In addition to encrypting documents, images and videos on the device’s SD card, the trojan now also encrypts archive files: ZIP, 7z and RAR. This ‘upgrade’ can have very unpleasant consequences. Many Android file backup tools (which we strongly recommend, by the way) store the backups as archive files. In case the user has become infected with Android/Simplocker.I, these backups will be encrypted as well.
Secondly, the malware now asks to be installed as Device Administrator, which makes it a lot more difficult to remove. Legitimate Device Administrator applications use these extended permissions for various, mostly security-related reasons. For example, corporate Exchange administrators can enforce password policies, remotely wipe lost or stolen devices, and so on.
Android/Simplocker.I (and other Android ransomware in the past) only uses the functionality for its own protection, since the user must first revoke the application’s Device Administrator rights before uninstalling it. And that’s rather difficult to do when the ransomware is locking your screen.
As usual, the trojan will use social engineering to trick the user into installing it – in the screenshot to the left it’s masquerading as a Flash video player.
Our Android/Simplocker detection statistics until today don’t indicate the threat to be widespread in English-speaking countries.
In case your files have been encrypted as a result of an Android/Simplocker infection, you can use the updated ESET Simplocker Decryptor to restore them. But as always, we recommend focusing on prevention ;) Also, while you should be careful when installing any application on your device, be extra careful when the installed application asks for Device Administrator rights.

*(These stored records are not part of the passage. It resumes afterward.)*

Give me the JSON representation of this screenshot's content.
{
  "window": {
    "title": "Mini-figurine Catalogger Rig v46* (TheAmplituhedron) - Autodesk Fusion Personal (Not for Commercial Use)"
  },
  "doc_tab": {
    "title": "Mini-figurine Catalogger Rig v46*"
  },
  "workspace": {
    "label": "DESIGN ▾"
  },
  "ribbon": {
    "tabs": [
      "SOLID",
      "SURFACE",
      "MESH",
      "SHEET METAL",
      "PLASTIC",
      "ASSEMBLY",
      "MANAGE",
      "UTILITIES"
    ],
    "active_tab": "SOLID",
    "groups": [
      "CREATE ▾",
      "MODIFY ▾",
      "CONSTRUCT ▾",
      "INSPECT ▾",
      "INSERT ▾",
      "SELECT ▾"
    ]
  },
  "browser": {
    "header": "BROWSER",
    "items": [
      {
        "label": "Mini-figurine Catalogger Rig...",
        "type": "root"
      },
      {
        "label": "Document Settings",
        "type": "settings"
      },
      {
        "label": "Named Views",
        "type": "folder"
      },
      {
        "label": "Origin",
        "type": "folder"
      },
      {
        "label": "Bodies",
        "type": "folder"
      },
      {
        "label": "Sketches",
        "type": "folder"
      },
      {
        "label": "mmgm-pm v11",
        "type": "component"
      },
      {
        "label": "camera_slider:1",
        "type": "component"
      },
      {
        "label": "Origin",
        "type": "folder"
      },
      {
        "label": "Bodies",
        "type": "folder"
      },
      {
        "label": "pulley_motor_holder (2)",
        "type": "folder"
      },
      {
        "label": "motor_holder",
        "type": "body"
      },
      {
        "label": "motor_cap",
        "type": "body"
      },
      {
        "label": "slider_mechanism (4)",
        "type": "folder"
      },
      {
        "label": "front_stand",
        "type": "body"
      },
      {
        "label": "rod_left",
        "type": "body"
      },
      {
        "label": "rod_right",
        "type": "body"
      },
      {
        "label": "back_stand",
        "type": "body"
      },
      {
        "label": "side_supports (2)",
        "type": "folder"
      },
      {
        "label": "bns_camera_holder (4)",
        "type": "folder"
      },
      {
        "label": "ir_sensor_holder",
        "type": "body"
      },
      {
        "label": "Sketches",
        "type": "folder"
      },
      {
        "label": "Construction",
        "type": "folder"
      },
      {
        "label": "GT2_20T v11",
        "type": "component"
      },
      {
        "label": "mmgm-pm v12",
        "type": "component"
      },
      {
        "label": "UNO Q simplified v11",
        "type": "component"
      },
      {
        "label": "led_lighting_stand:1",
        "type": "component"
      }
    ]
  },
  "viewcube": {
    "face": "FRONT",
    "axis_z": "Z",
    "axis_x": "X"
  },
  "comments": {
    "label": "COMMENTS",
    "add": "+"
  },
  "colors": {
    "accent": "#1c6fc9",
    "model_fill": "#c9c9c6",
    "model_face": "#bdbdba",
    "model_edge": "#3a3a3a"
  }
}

SHA1 Hash: 72ec80b52ad38417240801dba1a730ab9804a2f9
Author Robert Lipovsky, ESET